- TASK INPUT
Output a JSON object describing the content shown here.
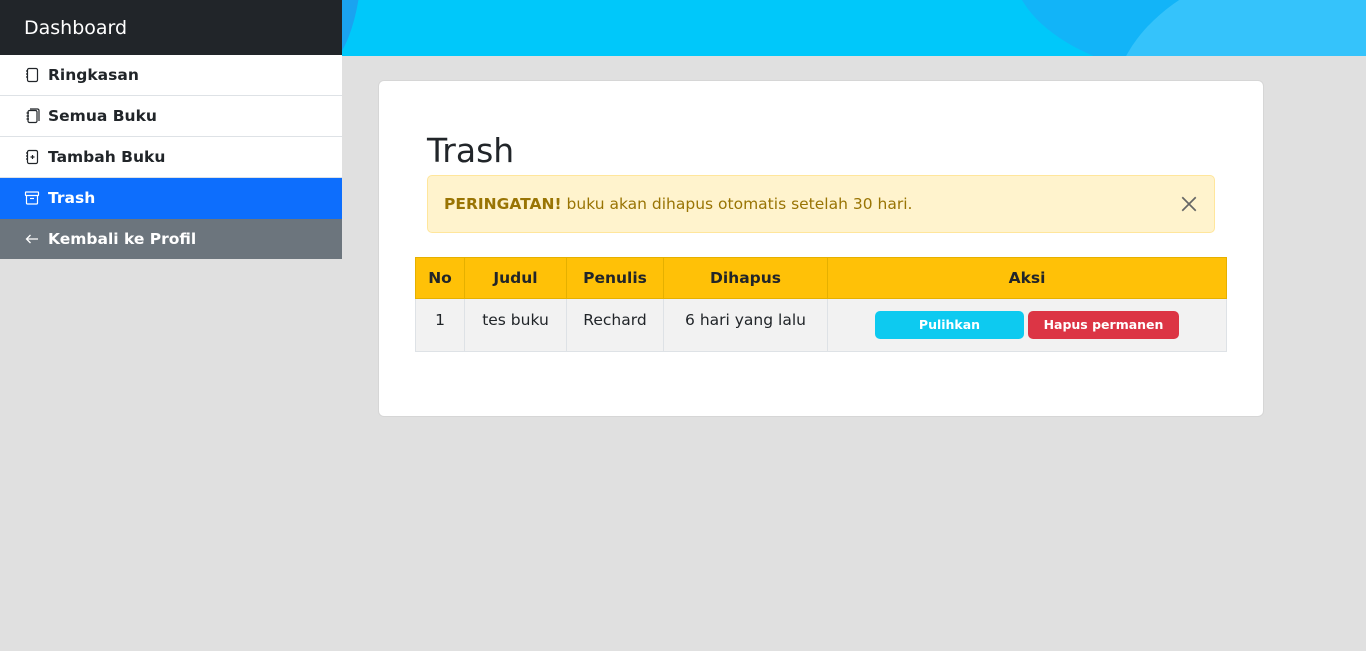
{
  "sidebar": {
    "brand": "Dashboard",
    "items": [
      {
        "label": "Ringkasan",
        "icon": "journal-icon"
      },
      {
        "label": "Semua Buku",
        "icon": "journals-icon"
      },
      {
        "label": "Tambah Buku",
        "icon": "journal-plus-icon"
      },
      {
        "label": "Trash",
        "icon": "archive-icon",
        "active": true
      },
      {
        "label": "Kembali ke Profil",
        "icon": "arrow-left-icon"
      }
    ]
  },
  "main": {
    "title": "Trash",
    "alert": {
      "strong": "PERINGATAN!",
      "text": "buku akan dihapus otomatis setelah 30 hari."
    },
    "table": {
      "headers": [
        "No",
        "Judul",
        "Penulis",
        "Dihapus",
        "Aksi"
      ],
      "rows": [
        {
          "no": "1",
          "judul": "tes buku",
          "penulis": "Rechard",
          "dihapus": "6 hari yang lalu",
          "restore_label": "Pulihkan",
          "delete_label": "Hapus permanen"
        }
      ]
    }
  },
  "colors": {
    "sidebar_dark": "#212529",
    "active": "#0d6efd",
    "back": "#6c757d",
    "topbar": "#00c8fa",
    "table_header": "#ffc107",
    "info": "#0dcaf0",
    "danger": "#dc3545"
  }
}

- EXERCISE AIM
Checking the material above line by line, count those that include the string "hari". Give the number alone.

- YOUR SOLUTION
2